Cobalt Mining Legacy


This web site is dedicated to the people of Cobalt. Theirs is a proud history of triumph and perseverance in the face of tragedy - fires, disease and economic downturn have not dulled their spirit. Today, they keep alive the memories they have inherited, honouring those who have gone before. The Cobalt Mining Museum, the Heritage Silver Trail, the success of their efforts in having Cobalt designated as a National Historic Site - all are testament to their pride in the historic legacy of Cobalt.

Sadly, they have also inherited the environmental legacy of past mining practices. Some are aware of this legacy, some are not, some deny that there is a problem. For all, this legacy is a challenge.
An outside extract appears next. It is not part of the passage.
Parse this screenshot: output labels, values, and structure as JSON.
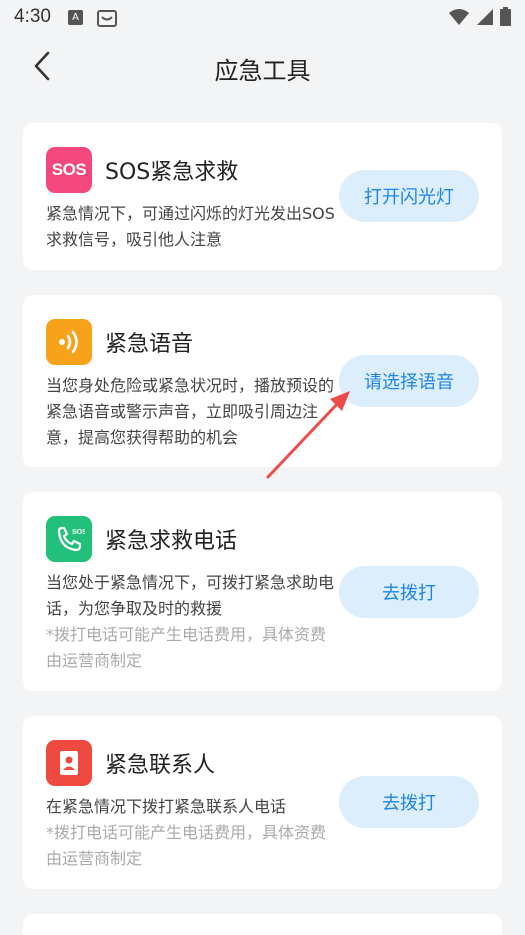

Cobalt is used to challenges and adversity. Today it faces a new kind of challenge - to preserve the historic legacy of Cobalt, while dealing with the environmental legacy of past mining - to make Cobalt safer and cleaner for those who live there, and for visitors to “Ontario’s Most Historic Town.”

With dedication and commitment, Cobalt will overcome this challenge. But I think that this poem, written by Bryan Mason when he worked for the Ontario Ministry of the Environment in North Bay, captures in a dramatic way a sense of the challenge before Cobalt:

Blood on the Rocks

The great stope stands stripped of his might
Bearing Satin's blood - erythrite
For eons he did live in pleasure
Secure in possession of silver treasure.

The hunters came with weapons galore
To rob him of his ancient ore
They pounded it, grounded it and sent it away
Back for more to this very day.

But alas! It is the hunter being led to slaughter!
The ultimate weapon - poison in his water.